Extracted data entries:
--------------------------------------------------

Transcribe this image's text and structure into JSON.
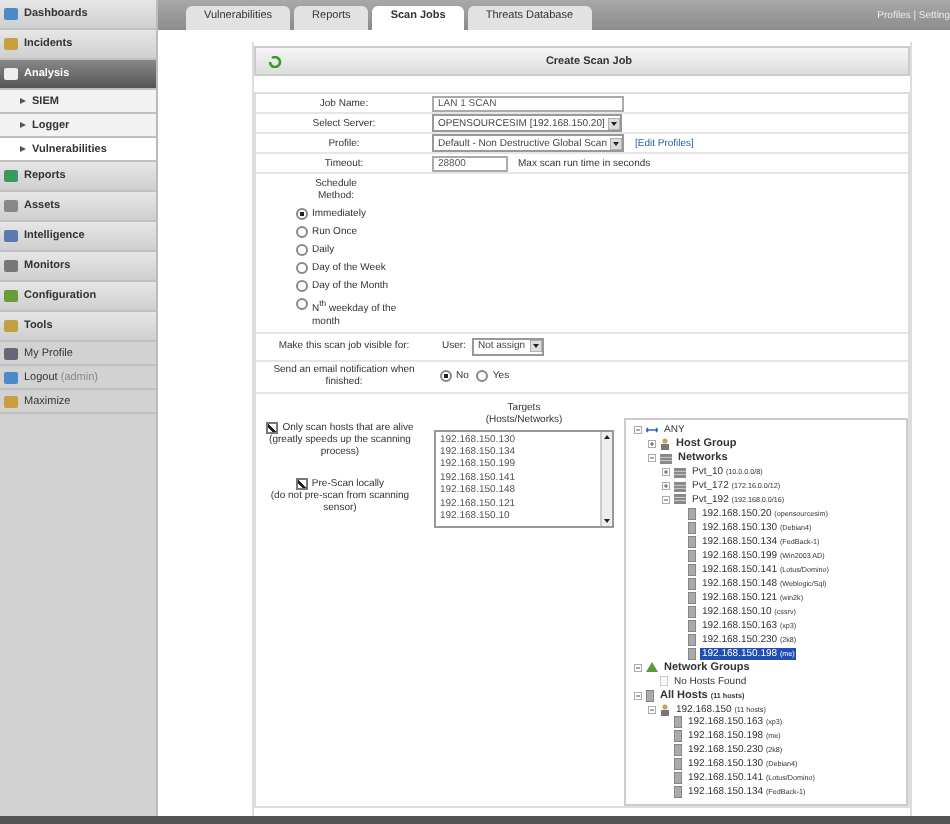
{
  "sidebar": {
    "items": [
      {
        "label": "Dashboards",
        "kind": "section",
        "selected": false
      },
      {
        "label": "Incidents",
        "kind": "section",
        "selected": false
      },
      {
        "label": "Analysis",
        "kind": "section",
        "selected": true
      },
      {
        "label": "SIEM",
        "kind": "sub",
        "selected": false
      },
      {
        "label": "Logger",
        "kind": "sub",
        "selected": false
      },
      {
        "label": "Vulnerabilities",
        "kind": "sub",
        "selected": true
      },
      {
        "label": "Reports",
        "kind": "section",
        "selected": false
      },
      {
        "label": "Assets",
        "kind": "section",
        "selected": false
      },
      {
        "label": "Intelligence",
        "kind": "section",
        "selected": false
      },
      {
        "label": "Monitors",
        "kind": "section",
        "selected": false
      },
      {
        "label": "Configuration",
        "kind": "section",
        "selected": false
      },
      {
        "label": "Tools",
        "kind": "section",
        "selected": false
      },
      {
        "label": "My Profile",
        "kind": "link",
        "selected": false
      },
      {
        "label": "Logout",
        "note": "(admin)",
        "kind": "link",
        "selected": false
      },
      {
        "label": "Maximize",
        "kind": "link",
        "selected": false
      }
    ]
  },
  "tabs": [
    {
      "label": "Vulnerabilities",
      "selected": false
    },
    {
      "label": "Reports",
      "selected": false
    },
    {
      "label": "Scan Jobs",
      "selected": true
    },
    {
      "label": "Threats Database",
      "selected": false
    }
  ],
  "top_links": "Profiles | Setting",
  "panel_title": "Create Scan Job",
  "fields": [
    {
      "label": "Job Name:",
      "kind": "input",
      "value": "LAN 1 SCAN"
    },
    {
      "label": "Select Server:",
      "kind": "select",
      "value": "OPENSOURCESIM [192.168.150.20]"
    },
    {
      "label": "Profile:",
      "kind": "select",
      "value": "Default - Non Destructive Global Scan",
      "link": "[Edit Profiles]"
    },
    {
      "label": "Timeout:",
      "kind": "input",
      "value": "28800",
      "hint": "Max scan run time in seconds"
    }
  ],
  "schedule": {
    "label": "Schedule Method:",
    "options": [
      {
        "label": "Immediately",
        "selected": true
      },
      {
        "label": "Run Once",
        "selected": false
      },
      {
        "label": "Daily",
        "selected": false
      },
      {
        "label": "Day of the Week",
        "selected": false
      },
      {
        "label": "Day of the Month",
        "selected": false
      },
      {
        "label": "N$^{th}$ weekday of the month",
        "selected": false
      }
    ]
  },
  "visibility": {
    "label": "Make this scan job visible for:",
    "user_label": "User:",
    "value": "Not assign"
  },
  "email": {
    "label": "Send an email notification when finished:",
    "options": [
      {
        "label": "No",
        "selected": true
      },
      {
        "label": "Yes",
        "selected": false
      }
    ]
  },
  "options": [
    {
      "label": "Only scan hosts that are alive",
      "note": "(greatly speeds up the scanning process)",
      "checked": true
    },
    {
      "label": "Pre-Scan locally",
      "note": "(do not pre-scan from scanning sensor)",
      "checked": true
    }
  ],
  "targets": {
    "title": "Targets",
    "subtitle": "(Hosts/Networks)",
    "items": [
      "192.168.150.130",
      "192.168.150.134",
      "192.168.150.199",
      "192.168.150.141",
      "192.168.150.148",
      "192.168.150.121",
      "192.168.150.10"
    ]
  },
  "tree": [
    {
      "label": "ANY",
      "kind": "any",
      "expanded": true,
      "selected": false,
      "children": [
        {
          "label": "Host Group",
          "kind": "group",
          "expanded": false,
          "selected": false,
          "bold": true
        },
        {
          "label": "Networks",
          "kind": "network",
          "expanded": true,
          "selected": false,
          "bold": true,
          "children": [
            {
              "label": "Pvt_10",
              "note": "(10.0.0.0/8)",
              "kind": "network",
              "expanded": false,
              "selected": false
            },
            {
              "label": "Pvt_172",
              "note": "(172.16.0.0/12)",
              "kind": "network",
              "expanded": false,
              "selected": false
            },
            {
              "label": "Pvt_192",
              "note": "(192.168.0.0/16)",
              "kind": "network",
              "expanded": true,
              "selected": false,
              "children": [
                {
                  "label": "192.168.150.20",
                  "note": "(opensourcesim)",
                  "kind": "host",
                  "selected": false
                },
                {
                  "label": "192.168.150.130",
                  "note": "(Debian4)",
                  "kind": "host",
                  "selected": false
                },
                {
                  "label": "192.168.150.134",
                  "note": "(FedBack-1)",
                  "kind": "host",
                  "selected": false
                },
                {
                  "label": "192.168.150.199",
                  "note": "(Win2003 AD)",
                  "kind": "host",
                  "selected": false
                },
                {
                  "label": "192.168.150.141",
                  "note": "(Lotus/Domino)",
                  "kind": "host",
                  "selected": false
                },
                {
                  "label": "192.168.150.148",
                  "note": "(Weblogic/Sql)",
                  "kind": "host",
                  "selected": false
                },
                {
                  "label": "192.168.150.121",
                  "note": "(win2k)",
                  "kind": "host",
                  "selected": false
                },
                {
                  "label": "192.168.150.10",
                  "note": "(cssrv)",
                  "kind": "host",
                  "selected": false
                },
                {
                  "label": "192.168.150.163",
                  "note": "(xp3)",
                  "kind": "host",
                  "selected": false
                },
                {
                  "label": "192.168.150.230",
                  "note": "(2k8)",
                  "kind": "host",
                  "selected": false
                },
                {
                  "label": "192.168.150.198",
                  "note": "(me)",
                  "kind": "host",
                  "selected": true
                }
              ]
            }
          ]
        }
      ]
    },
    {
      "label": "Network Groups",
      "kind": "netgroup",
      "expanded": true,
      "selected": false,
      "bold": true,
      "children": [
        {
          "label": "No Hosts Found",
          "kind": "empty",
          "selected": false
        }
      ]
    },
    {
      "label": "All Hosts",
      "note": "(11 hosts)",
      "kind": "host",
      "expanded": true,
      "selected": false,
      "bold": true,
      "children": [
        {
          "label": "192.168.150",
          "note": "(11 hosts)",
          "kind": "group",
          "expanded": true,
          "selected": false,
          "children": [
            {
              "label": "192.168.150.163",
              "note": "(xp3)",
              "kind": "host",
              "selected": false
            },
            {
              "label": "192.168.150.198",
              "note": "(me)",
              "kind": "host",
              "selected": false
            },
            {
              "label": "192.168.150.230",
              "note": "(2k8)",
              "kind": "host",
              "selected": false
            },
            {
              "label": "192.168.150.130",
              "note": "(Debian4)",
              "kind": "host",
              "selected": false
            },
            {
              "label": "192.168.150.141",
              "note": "(Lotus/Domino)",
              "kind": "host",
              "selected": false
            },
            {
              "label": "192.168.150.134",
              "note": "(FedBack-1)",
              "kind": "host",
              "selected": false
            }
          ]
        }
      ]
    }
  ]
}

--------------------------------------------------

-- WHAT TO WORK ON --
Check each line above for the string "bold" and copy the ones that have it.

-- RESULT OF THE EXERCISE --
          "bold": true
          "bold": true,
      "bold": true,
      "bold": true,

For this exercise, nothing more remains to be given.